The Unfinished Life of Addison Stone
Soho Teen, 2014 241 pgs
A fictional biography tracing the short life of New York City artist and "It Girl", Addison Stone. Griffin, herself a fictionalized character, offers a note at the beginning explaining how she was briefly acquainted with Addison and her desire to capture her story. We see Addison's life from childhood through young adulthood through a series of interviews, e-mails, newspaper and magazine stories, photographs, and pictures of her art work. Through all the pieces of the puzzle a young troubled, yet highly creative and talented, person shines through.Too bright for her small town, Addison moves to New York City the summer before what should be her senior year in high school. Her work becomes highly celebrated and she emerges as a trend setting party girls, whose personality and outrageous stunts add to her persona. Through it all, we see Addison's battle with mental illness, as she is constantly followed by, Ida (a ghost?), who disappears when Addison is taking her medicine. Eventually the bright light that is Addison goes out as she topples off the Manhattan Bridge while hanging her latest piece of art. Did one her former boyfriends push her, as authorities suspect, or did she simply fall on her own? Was it an accident or suicide? These are the answers that the author seeks to uncover.

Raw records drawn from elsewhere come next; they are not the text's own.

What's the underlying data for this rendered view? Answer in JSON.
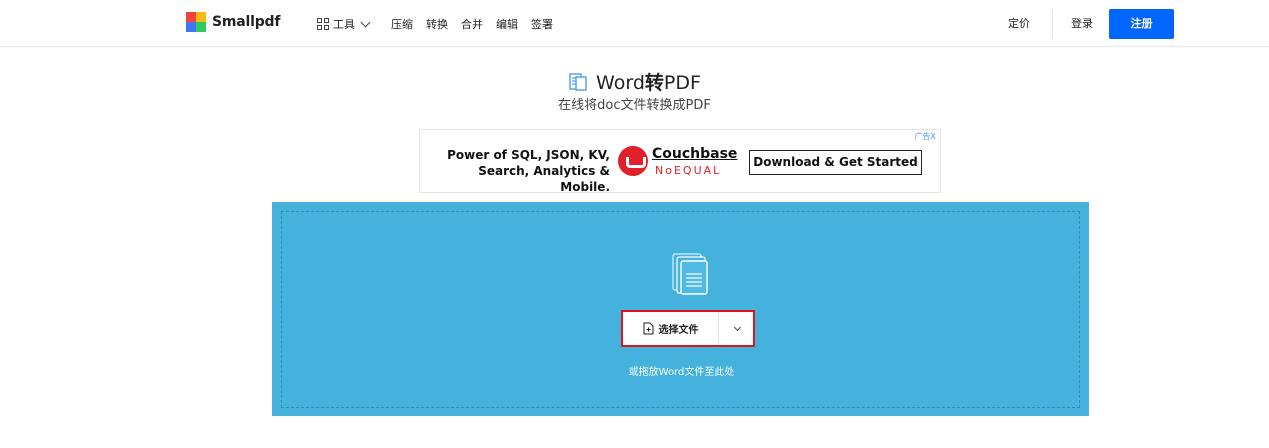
{
  "header": {
    "logo_text": "Smallpdf",
    "nav": {
      "tools_label": "工具",
      "links": [
        "压缩",
        "转换",
        "合并",
        "编辑",
        "签署"
      ]
    },
    "pricing_label": "定价",
    "login_label": "登录",
    "signup_label": "注册"
  },
  "hero": {
    "title_prefix": "Word",
    "title_bold": "转",
    "title_suffix": "PDF",
    "subtitle": "在线将doc文件转换成PDF"
  },
  "ad": {
    "badge": "广告X",
    "headline_line1": "Power of SQL, JSON, KV,",
    "headline_line2": "Search, Analytics & Mobile.",
    "brand_name": "Couchbase",
    "brand_tagline": "NoEQUAL",
    "cta_label": "Download & Get Started"
  },
  "dropzone": {
    "select_label": "选择文件",
    "hint": "或拖放Word文件至此处"
  },
  "colors": {
    "accent": "#0066ff",
    "dropzone_bg": "#44b2dc",
    "highlight_border": "#e0141e",
    "couchbase_red": "#e0202a"
  }
}
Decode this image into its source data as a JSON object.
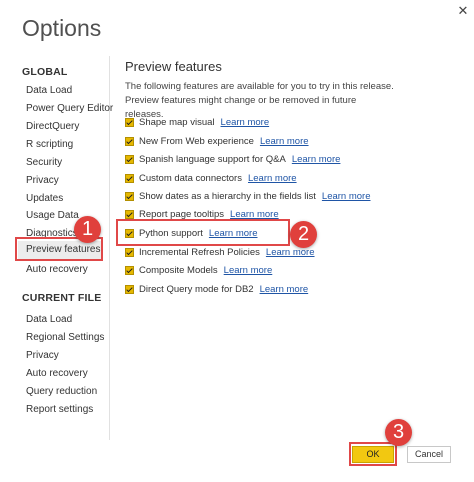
{
  "window": {
    "title": "Options",
    "close_glyph": "✕"
  },
  "sidebar": {
    "global_heading": "GLOBAL",
    "global_items": [
      {
        "label": "Data Load"
      },
      {
        "label": "Power Query Editor"
      },
      {
        "label": "DirectQuery"
      },
      {
        "label": "R scripting"
      },
      {
        "label": "Security"
      },
      {
        "label": "Privacy"
      },
      {
        "label": "Updates"
      },
      {
        "label": "Usage Data"
      },
      {
        "label": "Diagnostics"
      },
      {
        "label": "Preview features",
        "selected": true
      },
      {
        "label": "Auto recovery"
      }
    ],
    "current_file_heading": "CURRENT FILE",
    "current_file_items": [
      {
        "label": "Data Load"
      },
      {
        "label": "Regional Settings"
      },
      {
        "label": "Privacy"
      },
      {
        "label": "Auto recovery"
      },
      {
        "label": "Query reduction"
      },
      {
        "label": "Report settings"
      }
    ]
  },
  "main": {
    "title": "Preview features",
    "description": "The following features are available for you to try in this release. Preview features might change or be removed in future releases.",
    "features": [
      {
        "label": "Shape map visual",
        "link": "Learn more",
        "checked": true
      },
      {
        "label": "New From Web experience",
        "link": "Learn more",
        "checked": true
      },
      {
        "label": "Spanish language support for Q&A",
        "link": "Learn more",
        "checked": true
      },
      {
        "label": "Custom data connectors",
        "link": "Learn more",
        "checked": true
      },
      {
        "label": "Show dates as a hierarchy in the fields list",
        "link": "Learn more",
        "checked": true
      },
      {
        "label": "Report page tooltips",
        "link": "Learn more",
        "checked": true
      },
      {
        "label": "Python support",
        "link": "Learn more",
        "checked": true
      },
      {
        "label": "Incremental Refresh Policies",
        "link": "Learn more",
        "checked": true
      },
      {
        "label": "Composite Models",
        "link": "Learn more",
        "checked": true
      },
      {
        "label": "Direct Query mode for DB2",
        "link": "Learn more",
        "checked": true
      }
    ]
  },
  "footer": {
    "ok_label": "OK",
    "cancel_label": "Cancel"
  },
  "annotations": {
    "badge_1": "1",
    "badge_2": "2",
    "badge_3": "3"
  },
  "colors": {
    "checkbox": "#e6b800",
    "link": "#1f55a6",
    "ok_button": "#f2c811",
    "annotation": "#e04848"
  }
}
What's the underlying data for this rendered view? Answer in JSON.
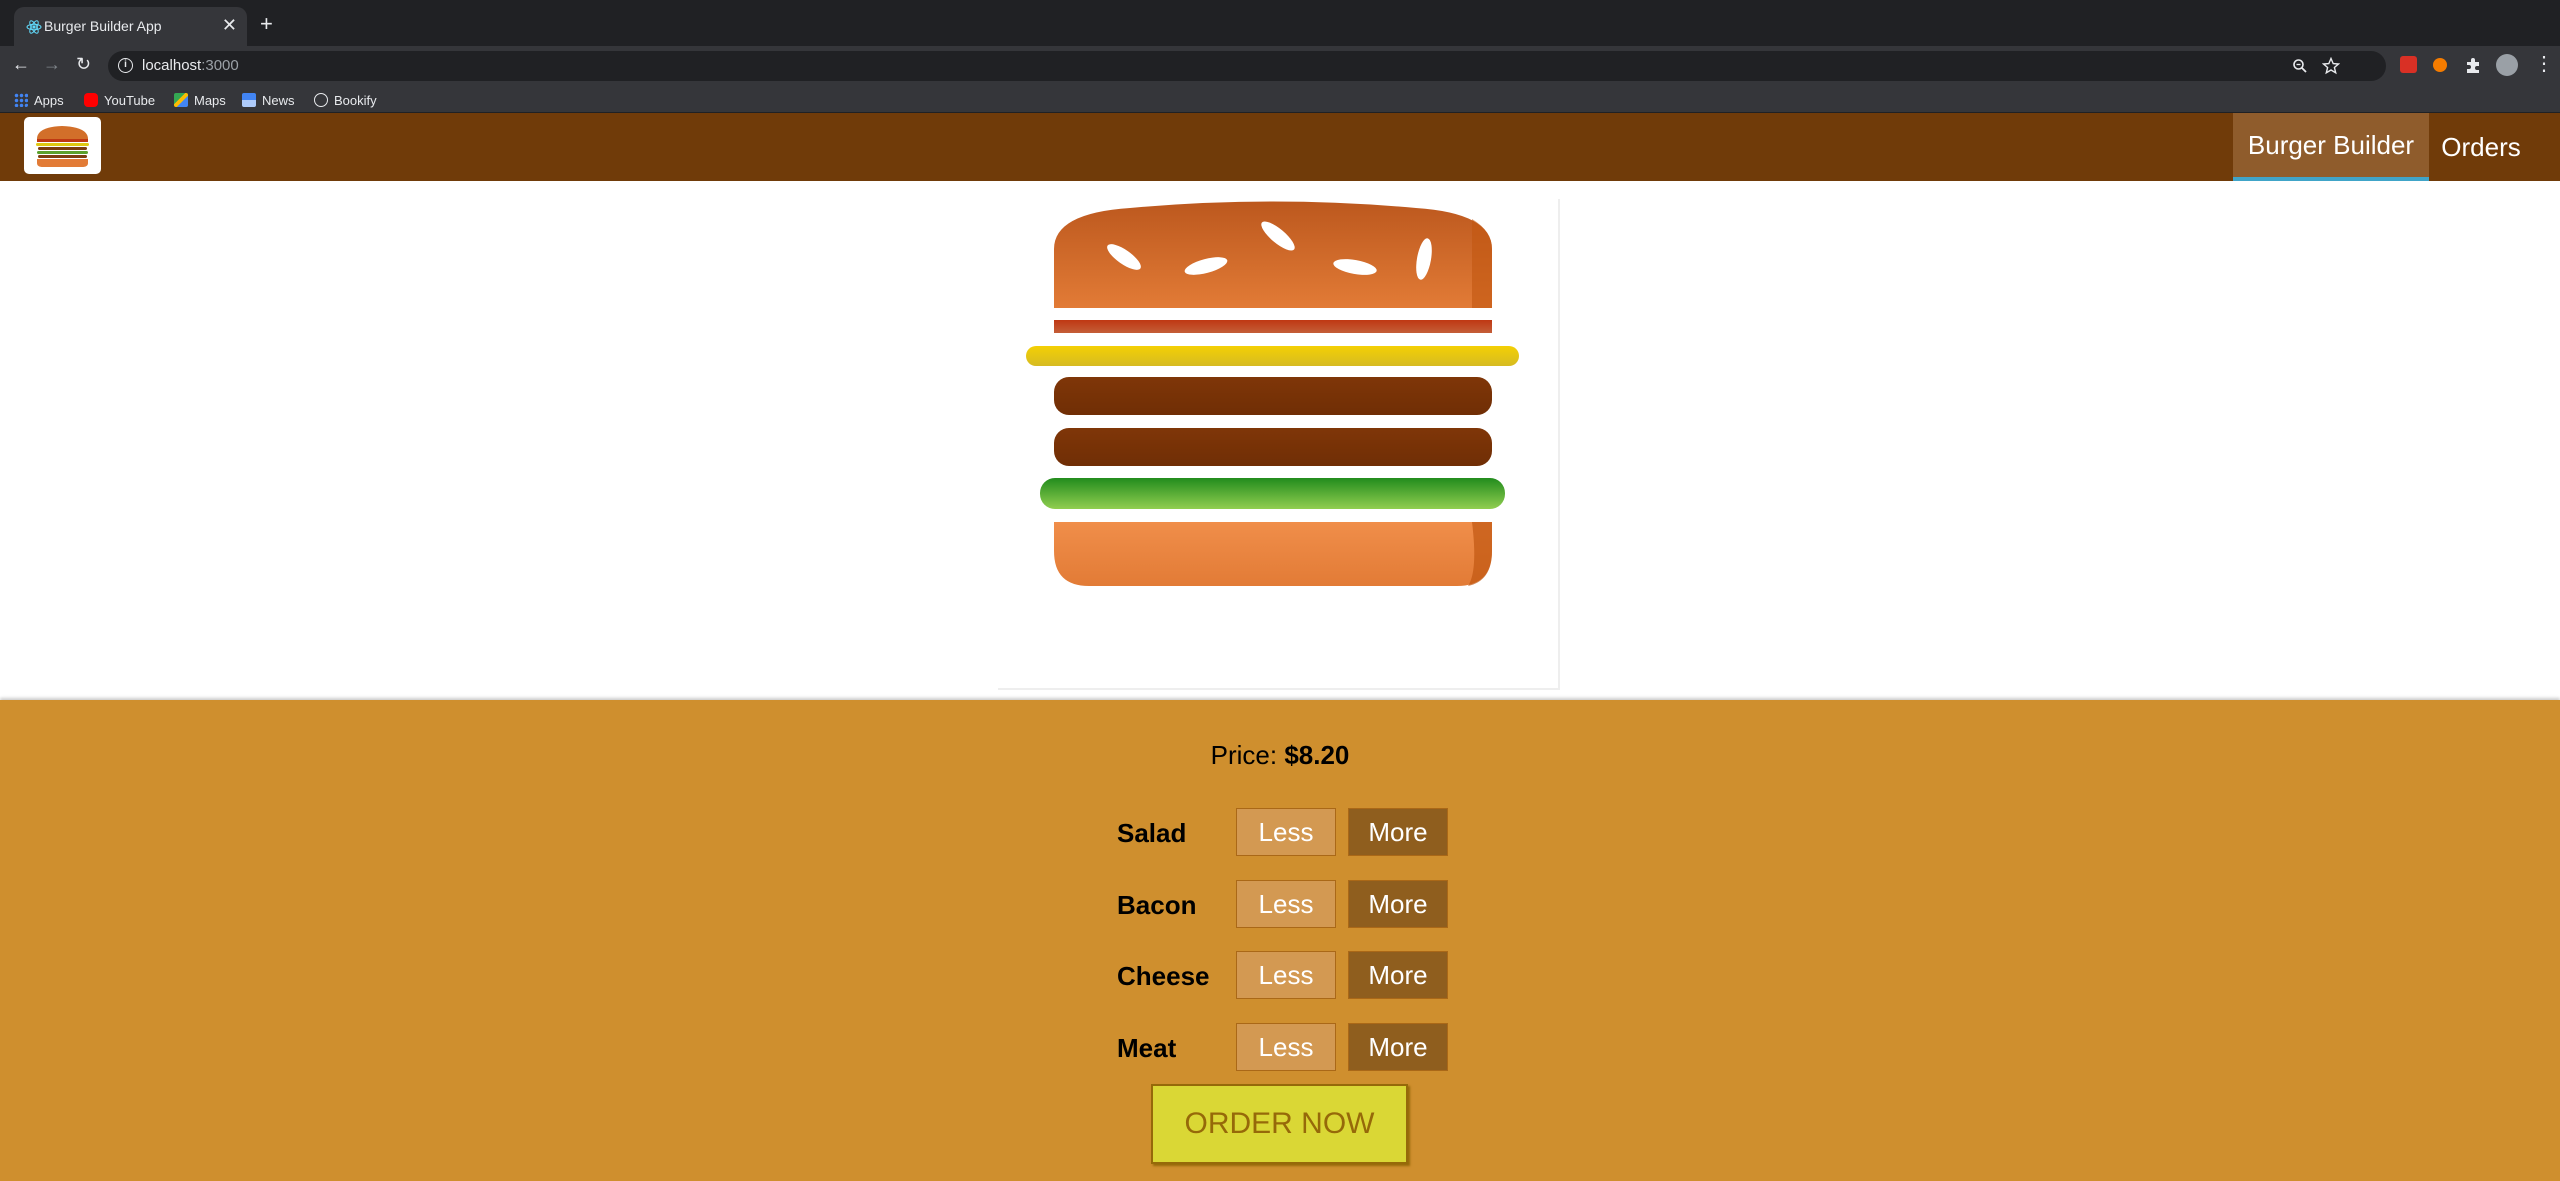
{
  "browser": {
    "tab_title": "Burger Builder App",
    "tab_close": "✕",
    "new_tab": "+",
    "url_host": "localhost",
    "url_port": ":3000",
    "back": "←",
    "forward": "→",
    "reload": "↻",
    "bookmarks": [
      {
        "label": "Apps",
        "icon": "apps-grid-icon"
      },
      {
        "label": "YouTube",
        "icon": "youtube-icon"
      },
      {
        "label": "Maps",
        "icon": "maps-icon"
      },
      {
        "label": "News",
        "icon": "news-icon"
      },
      {
        "label": "Bookify",
        "icon": "globe-icon"
      }
    ]
  },
  "header": {
    "nav": [
      {
        "label": "Burger Builder",
        "active": true
      },
      {
        "label": "Orders",
        "active": false
      }
    ]
  },
  "burger": {
    "layers": [
      "bread-top",
      "bacon",
      "cheese",
      "meat",
      "meat",
      "salad",
      "bread-bottom"
    ]
  },
  "controls": {
    "price_label": "Price:",
    "price_value": "$8.20",
    "rows": [
      {
        "label": "Salad",
        "less": "Less",
        "more": "More"
      },
      {
        "label": "Bacon",
        "less": "Less",
        "more": "More"
      },
      {
        "label": "Cheese",
        "less": "Less",
        "more": "More"
      },
      {
        "label": "Meat",
        "less": "Less",
        "more": "More"
      }
    ],
    "order_button": "ORDER NOW"
  },
  "colors": {
    "header": "#703b09",
    "controls_bg": "#cf8f2e",
    "order_button": "#dad735",
    "active_nav_underline": "#40a4c8"
  }
}
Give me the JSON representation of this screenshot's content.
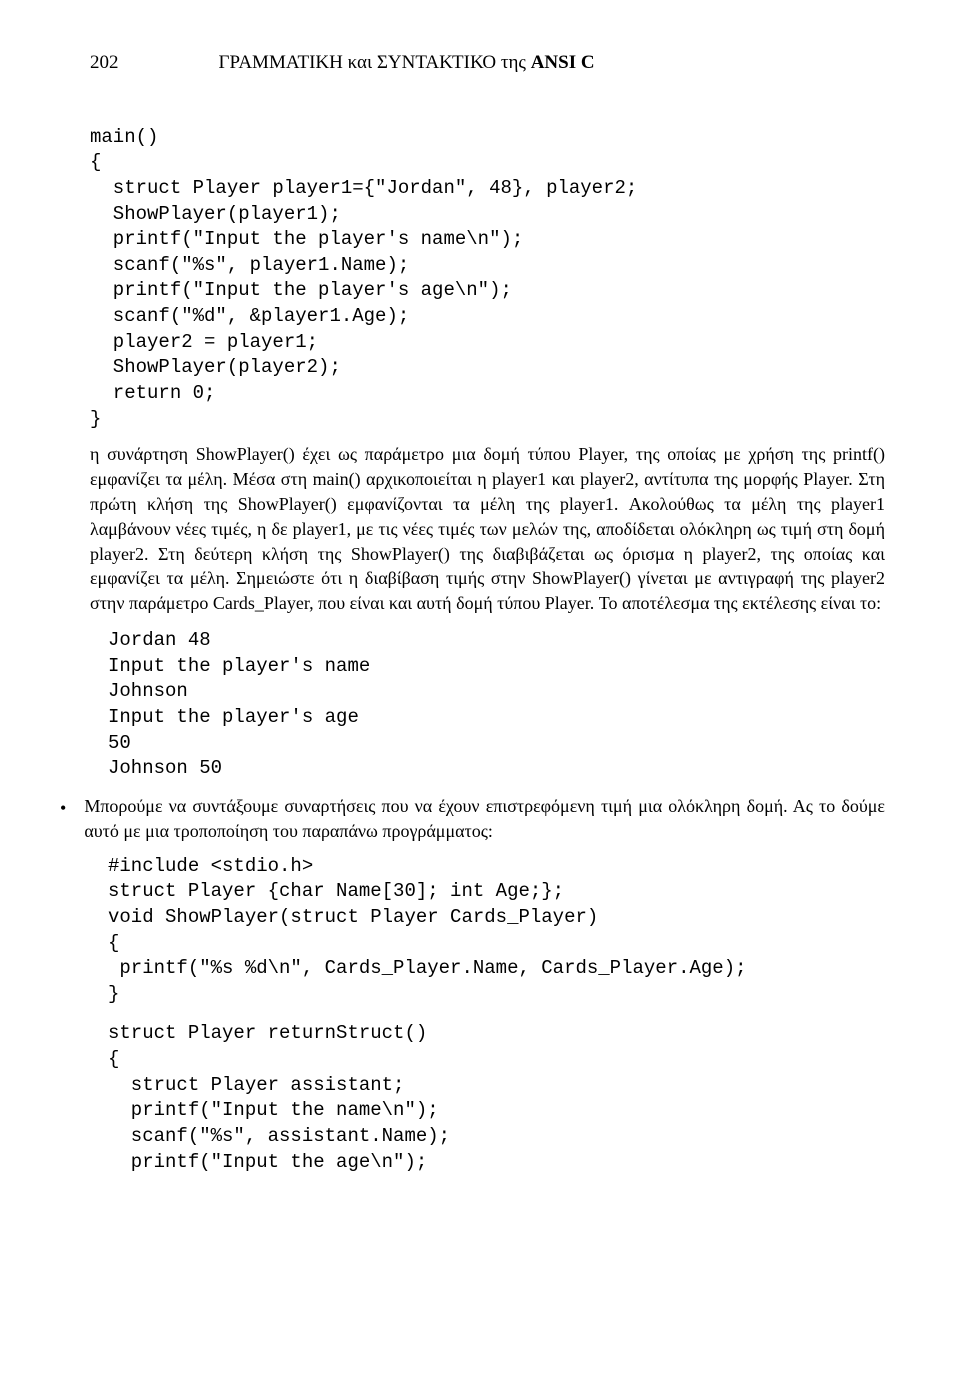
{
  "header": {
    "page_number": "202",
    "running_title_plain": "ΓΡΑΜΜΑΤΙΚΗ και ΣΥΝΤΑΚΤΙΚΟ της ",
    "running_title_bold": "ANSI C"
  },
  "code_block_1": "main()\n{\n  struct Player player1={\"Jordan\", 48}, player2;\n  ShowPlayer(player1);\n  printf(\"Input the player's name\\n\");\n  scanf(\"%s\", player1.Name);\n  printf(\"Input the player's age\\n\");\n  scanf(\"%d\", &player1.Age);\n  player2 = player1;\n  ShowPlayer(player2);\n  return 0;\n}",
  "paragraph_1": "η συνάρτηση ShowPlayer() έχει ως παράμετρο μια δομή τύπου Player, της οποίας με χρήση της printf() εμφανίζει τα μέλη. Μέσα στη main() αρχικοποιείται η player1 και player2, αντίτυπα της μορφής Player. Στη πρώτη κλήση της ShowPlayer() εμφανίζονται τα μέλη της player1. Ακολούθως τα μέλη της player1 λαμβάνουν νέες τιμές, η δε player1, με τις νέες τιμές των μελών της, αποδίδεται ολόκληρη ως τιμή στη δομή player2. Στη δεύτερη κλήση της ShowPlayer() της διαβιβάζεται ως όρισμα η player2, της οποίας και εμφανίζει τα μέλη. Σημειώστε ότι η διαβίβαση τιμής στην ShowPlayer() γίνεται με αντιγραφή της player2 στην παράμετρο Cards_Player, που είναι και αυτή δομή τύπου Player. Το αποτέλεσμα της εκτέλεσης είναι το:",
  "output_1": "Jordan 48\nInput the player's name\nJohnson\nInput the player's age\n50\nJohnson 50",
  "bullet_1": "Μπορούμε να συντάξουμε συναρτήσεις που να έχουν επιστρεφόμενη τιμή μια ολόκληρη δομή. Ας το δούμε αυτό με μια τροποποίηση του παραπάνω προγράμματος:",
  "code_block_2": "#include <stdio.h>\nstruct Player {char Name[30]; int Age;};\nvoid ShowPlayer(struct Player Cards_Player)\n{\n printf(\"%s %d\\n\", Cards_Player.Name, Cards_Player.Age);\n}",
  "code_block_3": "struct Player returnStruct()\n{\n  struct Player assistant;\n  printf(\"Input the name\\n\");\n  scanf(\"%s\", assistant.Name);\n  printf(\"Input the age\\n\");"
}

The Unfinished Life of Addison Stone is a cool and clever book. It reminds me of Cathy's Book, which was popular about ten years ago with teenagers, that contained an internet element that made the book seem like it was a real story. Addison Stone feels like a real story. I even googled her after reading the book to see if she existed in any way. She didn't. The author based her character on a real girl, who is featured in the photos. The photos are great as is the enclosed artwork. The design of the book is amazing. Griffin did a commendable job in writing the story and each character interviewed has a distinctive voice. The plot itself is a bit lacking. This is a "concept book" and less of a linear story and more of a well-designed and executed collection of faux-interviews and visuals. The book labels itself as a mystery. I guess the mystery is to determine: what really happened to Addison that night on the bridge and how she died. We also wonder as to whether Ida was a delusion of Addison's or a spirit. We never find out in either case. The mysteries remains mysteries and by the time I got there, I frankly didn't care. Addison, herself, is a very selfish and unlikable person, who is unrelatable. The book looks like it should read quickly, considering it contains so many visuals, but it read very slowly for me. This may be because I kept forgetting who the many characters in Addison's life were and who it was speaking. All of these quibbles aside, young creative teenagers will love this book. Street art is very fashionable right now and the life Addison lives is one that artistically minded kids crave. From the parties to the New York City art scene, this is a fashionable world where most of us will never visit, except through books and media. Is it realistic that an eighteen year old girl becomes a highly collectible artist overnight? Perhaps not, but teenagers won't care. This book is sure to become the "It Book" with teen fashionistas everywhere.